▶ **Supplied material**:

■ ■ ■ ■ ■

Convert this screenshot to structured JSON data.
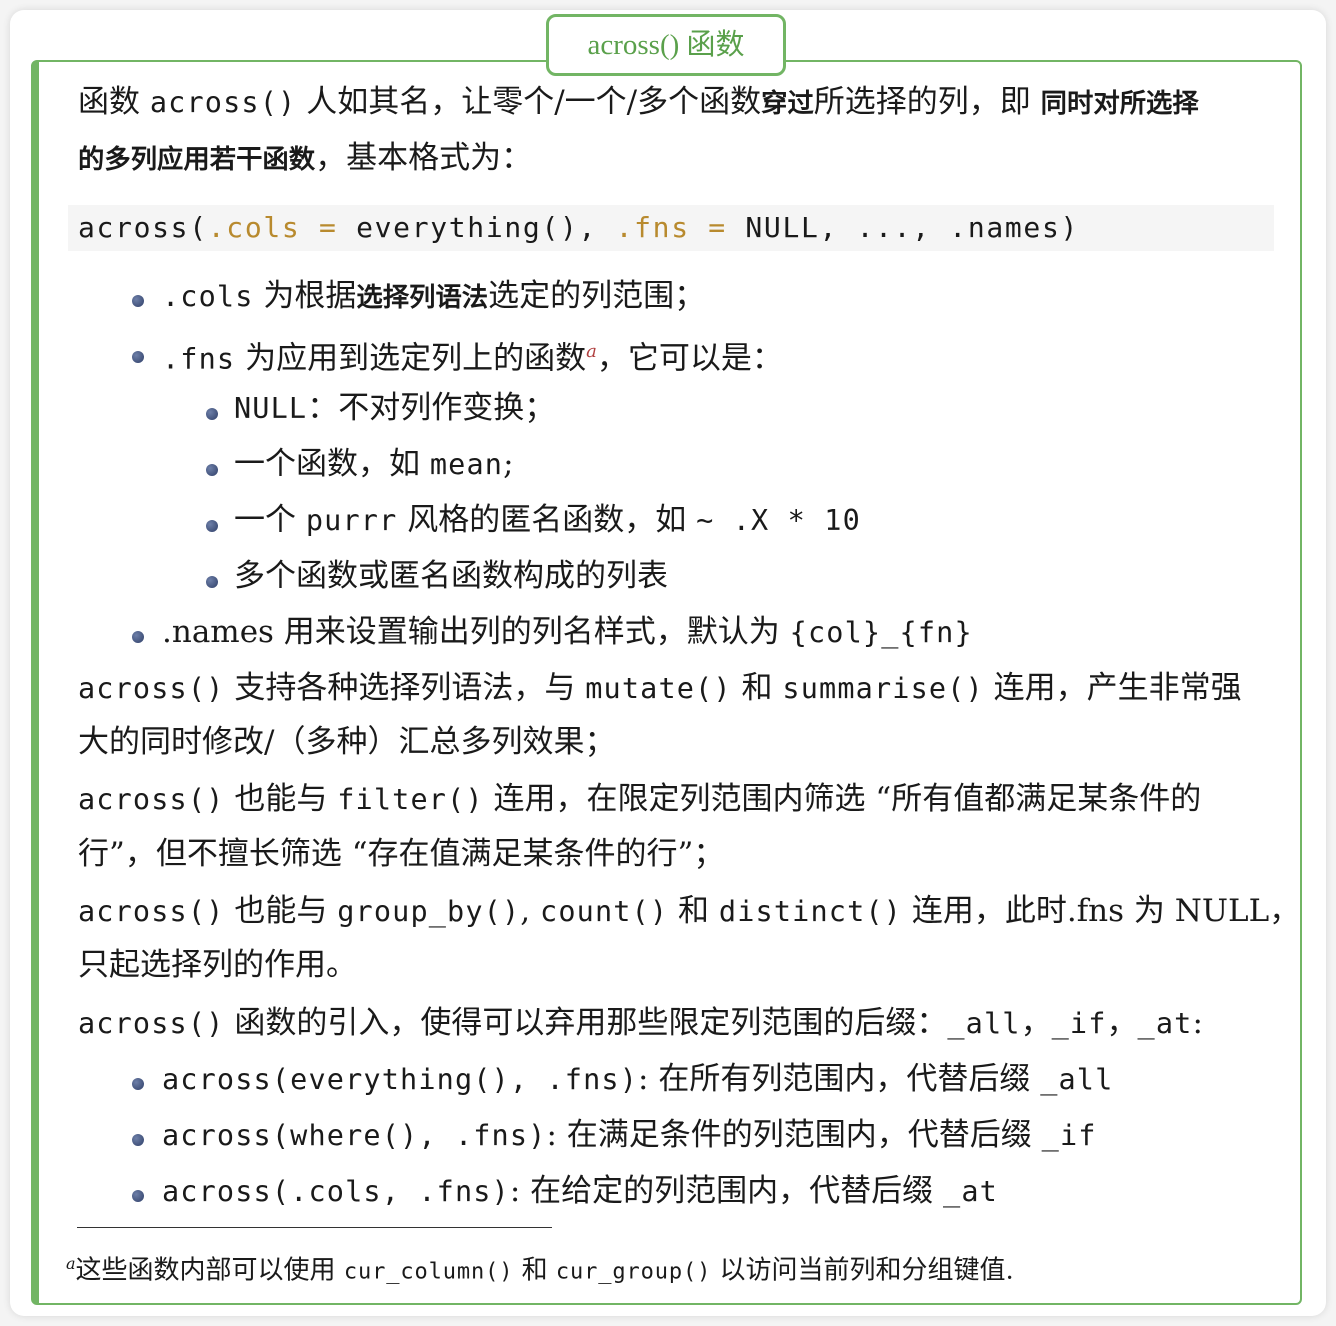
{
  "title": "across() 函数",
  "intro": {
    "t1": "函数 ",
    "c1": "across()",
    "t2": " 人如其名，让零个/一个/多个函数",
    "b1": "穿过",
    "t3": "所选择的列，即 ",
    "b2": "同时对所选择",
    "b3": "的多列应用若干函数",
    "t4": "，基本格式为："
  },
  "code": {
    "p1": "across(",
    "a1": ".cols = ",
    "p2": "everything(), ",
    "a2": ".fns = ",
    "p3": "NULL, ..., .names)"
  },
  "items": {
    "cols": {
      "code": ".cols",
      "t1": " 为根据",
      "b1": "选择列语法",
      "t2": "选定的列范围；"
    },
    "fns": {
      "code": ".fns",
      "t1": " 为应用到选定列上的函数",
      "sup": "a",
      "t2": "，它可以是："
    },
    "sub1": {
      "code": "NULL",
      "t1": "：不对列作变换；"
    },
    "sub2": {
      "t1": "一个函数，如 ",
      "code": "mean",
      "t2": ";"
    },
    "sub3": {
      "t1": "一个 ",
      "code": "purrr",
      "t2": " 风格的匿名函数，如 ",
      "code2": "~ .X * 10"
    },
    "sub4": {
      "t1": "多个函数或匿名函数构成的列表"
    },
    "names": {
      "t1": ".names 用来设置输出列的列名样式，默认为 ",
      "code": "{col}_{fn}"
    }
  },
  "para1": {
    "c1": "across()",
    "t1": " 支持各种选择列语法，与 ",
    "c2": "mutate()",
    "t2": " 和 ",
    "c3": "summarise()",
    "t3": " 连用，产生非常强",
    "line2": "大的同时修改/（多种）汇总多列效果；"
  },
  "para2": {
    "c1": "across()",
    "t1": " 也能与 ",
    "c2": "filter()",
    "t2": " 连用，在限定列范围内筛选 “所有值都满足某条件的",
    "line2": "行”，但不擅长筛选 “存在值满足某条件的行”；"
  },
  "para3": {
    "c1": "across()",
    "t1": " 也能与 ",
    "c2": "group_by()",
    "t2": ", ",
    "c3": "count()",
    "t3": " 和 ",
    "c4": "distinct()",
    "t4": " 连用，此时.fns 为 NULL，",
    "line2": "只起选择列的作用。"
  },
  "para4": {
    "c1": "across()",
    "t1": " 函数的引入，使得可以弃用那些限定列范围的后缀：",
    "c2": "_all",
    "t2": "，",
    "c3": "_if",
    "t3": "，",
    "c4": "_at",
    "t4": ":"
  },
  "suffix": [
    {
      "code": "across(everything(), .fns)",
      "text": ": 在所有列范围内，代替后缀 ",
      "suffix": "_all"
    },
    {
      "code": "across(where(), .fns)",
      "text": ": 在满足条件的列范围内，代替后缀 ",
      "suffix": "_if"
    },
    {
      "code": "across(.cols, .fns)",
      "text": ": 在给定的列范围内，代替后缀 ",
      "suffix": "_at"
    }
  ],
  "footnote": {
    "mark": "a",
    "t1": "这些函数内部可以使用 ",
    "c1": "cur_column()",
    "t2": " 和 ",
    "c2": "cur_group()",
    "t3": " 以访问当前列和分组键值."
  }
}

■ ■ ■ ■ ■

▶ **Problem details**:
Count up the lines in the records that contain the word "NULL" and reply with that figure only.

▶ **Problem solution**:
3